Intraplate earthquakesAlthough the theory of plate tectonics well describes the mechanisms for interplate earthquakes (earthquakes at plate boundaries), there is the fact that very large intraplate earthquakes (earthquake within plates) can inflict heavy damage on towns and cities.
With plate tectonics the world is modeled as a collection of 'dinner plates' sliding past each other on the giant table of the earth, these are, in fact, cracked dinner plates, under high stress. Nearly all the relative motion takes place at the edges of the plates, but there are still the 'creaks and groans of an ancient crust'. At times, motions along these interior weak zones produce rather large earthquakes.

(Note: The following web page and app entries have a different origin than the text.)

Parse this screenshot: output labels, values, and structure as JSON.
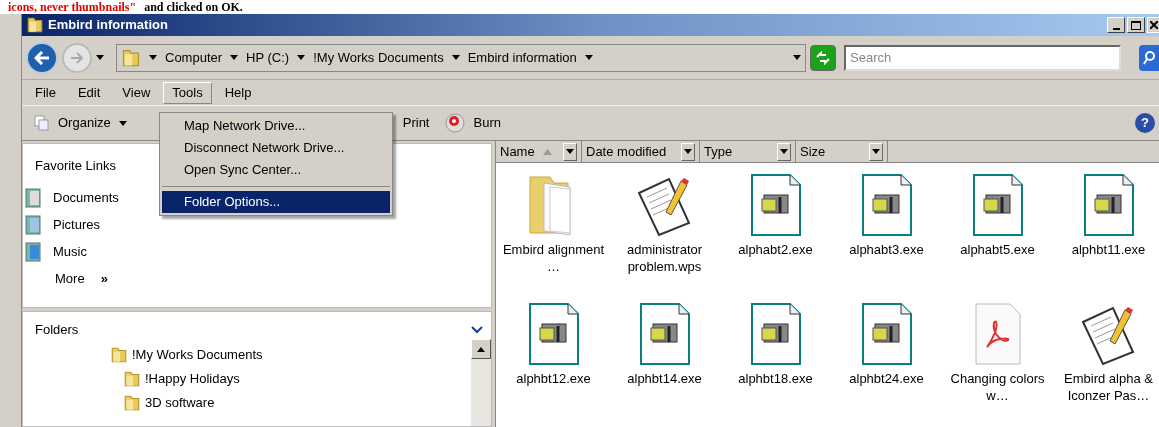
{
  "caption": {
    "parts": [
      {
        "text": "icons, never thumbnails\"",
        "kind": "highlight"
      },
      {
        "text": "and clicked on OK.",
        "kind": "plain"
      }
    ]
  },
  "window": {
    "title": "Embird information"
  },
  "address_bar": {
    "breadcrumbs": [
      "Computer",
      "HP (C:)",
      "!My Works Documents",
      "Embird information"
    ]
  },
  "search": {
    "placeholder": "Search"
  },
  "help": {
    "glyph": "?"
  },
  "menu_bar": [
    {
      "label": "File",
      "selected": false
    },
    {
      "label": "Edit",
      "selected": false
    },
    {
      "label": "View",
      "selected": false
    },
    {
      "label": "Tools",
      "selected": true
    },
    {
      "label": "Help",
      "selected": false
    }
  ],
  "tools_menu": {
    "groups": [
      [
        {
          "label": "Map Network Drive...",
          "selected": false
        },
        {
          "label": "Disconnect Network Drive...",
          "selected": false
        },
        {
          "label": "Open Sync Center...",
          "selected": false
        }
      ],
      [
        {
          "label": "Folder Options...",
          "selected": true
        }
      ]
    ]
  },
  "toolbar": [
    {
      "label": "Organize",
      "kind": "organize"
    },
    {
      "label": "Print",
      "kind": "print"
    },
    {
      "label": "Burn",
      "kind": "burn"
    }
  ],
  "favorite_links": {
    "title": "Favorite Links",
    "items": [
      {
        "label": "Documents",
        "kind": "documents"
      },
      {
        "label": "Pictures",
        "kind": "pictures"
      },
      {
        "label": "Music",
        "kind": "music"
      }
    ],
    "more": "More",
    "more_glyph": "»"
  },
  "folders": {
    "title": "Folders",
    "tree": [
      {
        "label": "!My Works Documents",
        "children": [
          {
            "label": "!Happy Holidays"
          },
          {
            "label": "3D software"
          }
        ]
      }
    ]
  },
  "columns": [
    {
      "label": "Name",
      "sorted": true
    },
    {
      "label": "Date modified",
      "sorted": false
    },
    {
      "label": "Type",
      "sorted": false
    },
    {
      "label": "Size",
      "sorted": false
    }
  ],
  "files": [
    {
      "name": "Embird alignment …",
      "kind": "folder"
    },
    {
      "name": "administrator problem.wps",
      "kind": "document"
    },
    {
      "name": "alphabt2.exe",
      "kind": "exe"
    },
    {
      "name": "alphabt3.exe",
      "kind": "exe"
    },
    {
      "name": "alphabt5.exe",
      "kind": "exe"
    },
    {
      "name": "alphbt11.exe",
      "kind": "exe"
    },
    {
      "name": "alphbt12.exe",
      "kind": "exe"
    },
    {
      "name": "alphbt14.exe",
      "kind": "exe"
    },
    {
      "name": "alphbt18.exe",
      "kind": "exe"
    },
    {
      "name": "alphbt24.exe",
      "kind": "exe"
    },
    {
      "name": "Changing colors w…",
      "kind": "pdf"
    },
    {
      "name": "Embird alpha & Iconzer Pas…",
      "kind": "document"
    }
  ]
}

A series of famous intraplate earthquakes occurred on the New Madrid fault zone. A similar large earthquake devastated the region of Gujarat, India, in 2001, resulting in a large loss of life. Many cities in North America and elsewhere live with the seismic risk of a rare, large intraplate earthquake.
Nobody is exactly sure what causes these earthquakes. In many cases, the causative fault is deeply buried, and sometimes cannot even be found. Under these circumstances it is difficult to calculate the exact seismic hazard for a given city, especially if there was only one earthquake in historical times. An especially dangerous form of earthquake, which has been involved in many deaths is the blind thrust earthquake.
Scientists continue to search for the causes of these earthquakes, and especially for some indication of when they will strike next. The best success has come with detailed micro-seismic monitoring, involving dense arrays of seismometers. In this manner, very small earthquakes associated with a causative fault can be located with great accuracy, and in most cases these line up in patterns consistent with faulting.